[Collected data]
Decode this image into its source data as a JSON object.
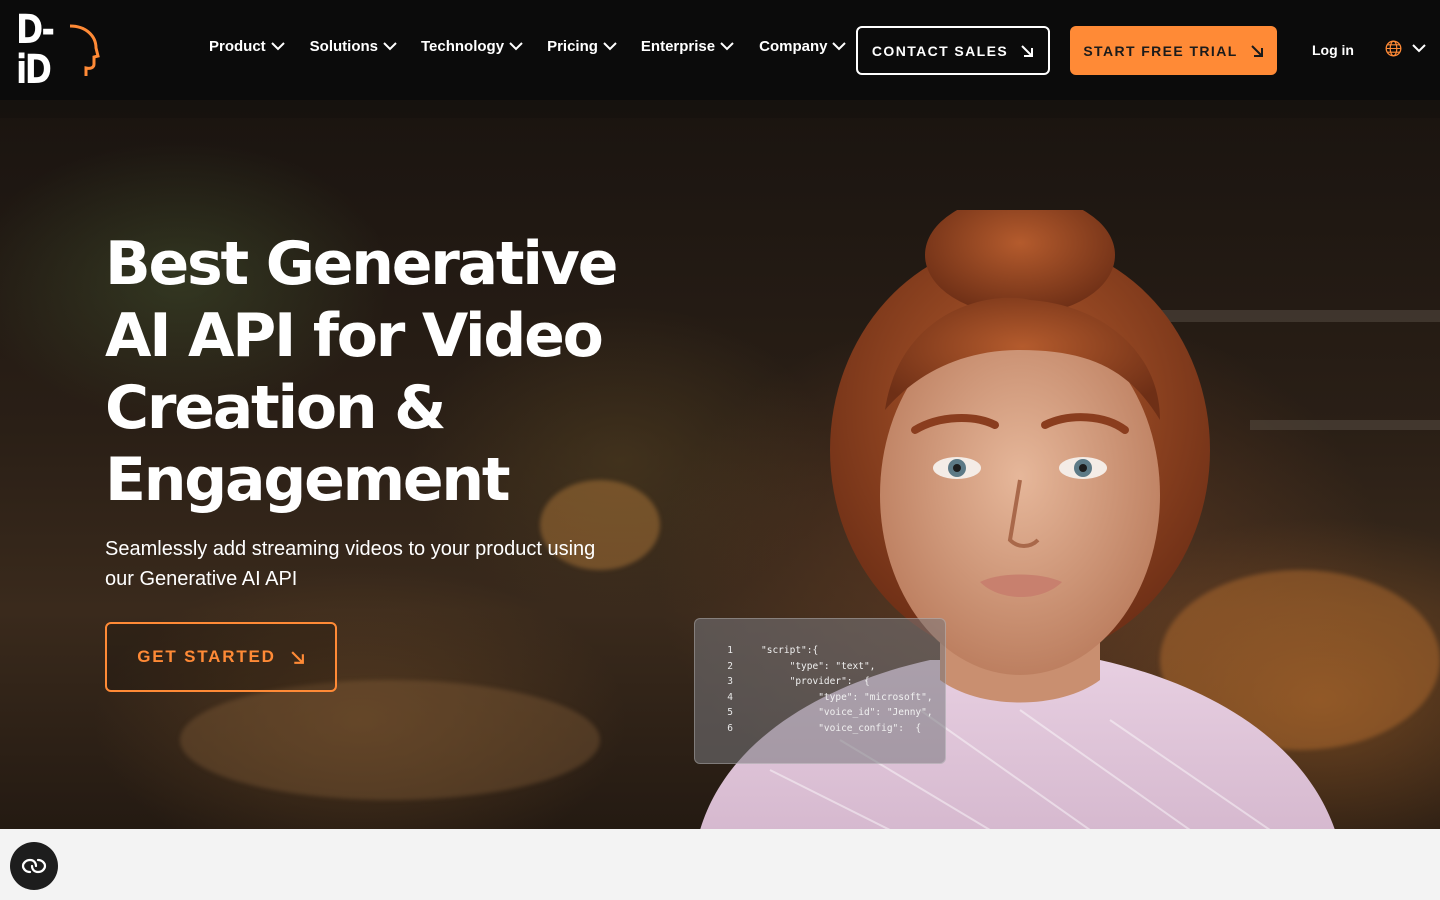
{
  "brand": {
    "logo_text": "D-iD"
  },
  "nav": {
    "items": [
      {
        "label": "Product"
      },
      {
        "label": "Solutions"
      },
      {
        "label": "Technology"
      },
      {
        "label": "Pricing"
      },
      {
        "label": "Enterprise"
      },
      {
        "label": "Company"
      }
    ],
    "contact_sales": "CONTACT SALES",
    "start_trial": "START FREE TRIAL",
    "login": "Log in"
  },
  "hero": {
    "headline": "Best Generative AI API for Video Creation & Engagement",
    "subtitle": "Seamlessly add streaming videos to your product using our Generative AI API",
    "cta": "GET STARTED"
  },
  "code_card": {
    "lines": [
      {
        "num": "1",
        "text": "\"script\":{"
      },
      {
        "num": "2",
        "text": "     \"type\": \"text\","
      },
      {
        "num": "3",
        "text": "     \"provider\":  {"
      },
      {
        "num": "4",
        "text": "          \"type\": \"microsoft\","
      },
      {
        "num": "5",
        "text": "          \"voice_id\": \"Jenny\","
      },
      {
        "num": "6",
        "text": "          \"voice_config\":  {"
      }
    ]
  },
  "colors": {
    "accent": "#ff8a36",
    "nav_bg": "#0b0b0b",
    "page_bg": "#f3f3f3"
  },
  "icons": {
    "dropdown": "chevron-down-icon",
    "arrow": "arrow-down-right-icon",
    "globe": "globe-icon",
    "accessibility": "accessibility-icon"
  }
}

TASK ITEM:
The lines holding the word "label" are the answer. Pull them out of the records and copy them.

TASK RESPONSE:
        "label": "Product"
        "label": "Solutions"
        "label": "Technology"
        "label": "Pricing"
        "label": "Enterprise"
        "label": "Company"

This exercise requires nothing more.